I think you need to consider splitting your files into 2 distinct groups.  Operating system backups, and important data files.

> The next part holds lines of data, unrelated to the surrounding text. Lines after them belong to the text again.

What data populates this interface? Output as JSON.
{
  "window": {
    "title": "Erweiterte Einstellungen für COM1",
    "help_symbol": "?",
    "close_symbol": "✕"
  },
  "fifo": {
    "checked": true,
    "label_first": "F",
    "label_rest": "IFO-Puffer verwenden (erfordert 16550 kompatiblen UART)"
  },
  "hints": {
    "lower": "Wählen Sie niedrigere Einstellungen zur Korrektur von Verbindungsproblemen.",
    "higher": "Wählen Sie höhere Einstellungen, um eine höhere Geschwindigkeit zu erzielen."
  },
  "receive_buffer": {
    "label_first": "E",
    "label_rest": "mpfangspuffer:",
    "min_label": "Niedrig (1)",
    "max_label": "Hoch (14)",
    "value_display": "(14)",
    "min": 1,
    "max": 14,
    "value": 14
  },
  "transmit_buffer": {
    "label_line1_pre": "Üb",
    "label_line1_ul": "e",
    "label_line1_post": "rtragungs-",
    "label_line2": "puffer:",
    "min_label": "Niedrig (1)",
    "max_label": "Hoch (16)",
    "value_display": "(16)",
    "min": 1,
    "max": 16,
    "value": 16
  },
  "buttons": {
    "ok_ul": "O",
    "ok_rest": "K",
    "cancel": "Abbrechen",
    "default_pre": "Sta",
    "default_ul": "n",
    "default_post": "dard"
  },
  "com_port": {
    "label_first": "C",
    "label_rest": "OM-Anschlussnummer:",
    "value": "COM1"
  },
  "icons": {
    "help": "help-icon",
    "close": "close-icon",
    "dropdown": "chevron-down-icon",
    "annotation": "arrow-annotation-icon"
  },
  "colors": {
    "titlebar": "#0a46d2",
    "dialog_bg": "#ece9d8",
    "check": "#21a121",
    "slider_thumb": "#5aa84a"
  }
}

My use below is based on a cheap home Network Attached Storage (NAS).

For the PC operating system:

If you have ever tried to restore a PC operating system, you will learn that this is a task that usually takes a long time to complete, and frequently results in broken files or extra effort in reconfiguring your PC after.  Backups also miss any updates due to windows update or similar update systems.  Note that there is also usually only three reasons to do this. #1, you got a virus, in which case you should probably format the PC and install only the latest known good OS software, do not corrupt your backup by hooking an infected PC to your storage backup.  Or #2, the PC died, and you are migrating all your old stuff on a new PC, which probably has a different version of the OS installed.  #3, you are making a radical change to your OS, in which case a backup is good, but only valid for a short time.

I have in the past backed up an operating system to my local storage, but it did not gain me much, I still spent way too much time reconfiguring.   If my OS gets corrupt, I just reinstall, and avoid backups.

 

For the important data files:

You should keep copies of your documents, manuals, and custom files, but those should be stored on a central location like a NAS or server, which is usually easier to backup than individual computers and not tied to a specific device.  I can easily copy the file onto my PC, edit it, and resave to the NAS when done, but I avoid saving anything only on a local PC.  I now have learned to keep a digital copy of each manual or reference document stored on a small NAS in my house, along with a folder containing the last 2 or 3 versions of the setup/install files for the unique ham radio software programs I need.  If you are installing for reasons #1 or #2 above, just start with a fresh clean up to date OS, then run the setup files for your ham radio related applications, and copy the files as needed.  You can also quickly copy those files onto a thumb drive, phone, or new PC easily if you need to leave the house.

 

Having moved a couple times, I got rid of paper manuals to save on storage space.  No internet required outside of your house.  I have a home network attached storage (NAS), which is about the size of a loaf of bread, and holds all this stuff. 

Thanks,

David

W0IM
  ._,_

 

David,
Thanks for the separation idea!

This is my plan for now.
https://app.simplenote.com/p/L5hX7H

 

For raspbian i use the clone card option with my pi and i update the settings on the backup when neccessary.   Being relatively new to linux, i have made several mistakes.  I keep important files and programs on separate usb sticks.  I also keep backup images on another usb stick.  I prefer to keep light and small on as much as I can. 

KI7LIK
Granada Estates Neighborhood Watch

On Thu, Jul 18, 2019, 22:21 Jim, K7JLJ <jim@...> wrote:
David,
Thanks for the separation idea!

This is my plan for now.
https://app.simplenote.com/p/L5hX7H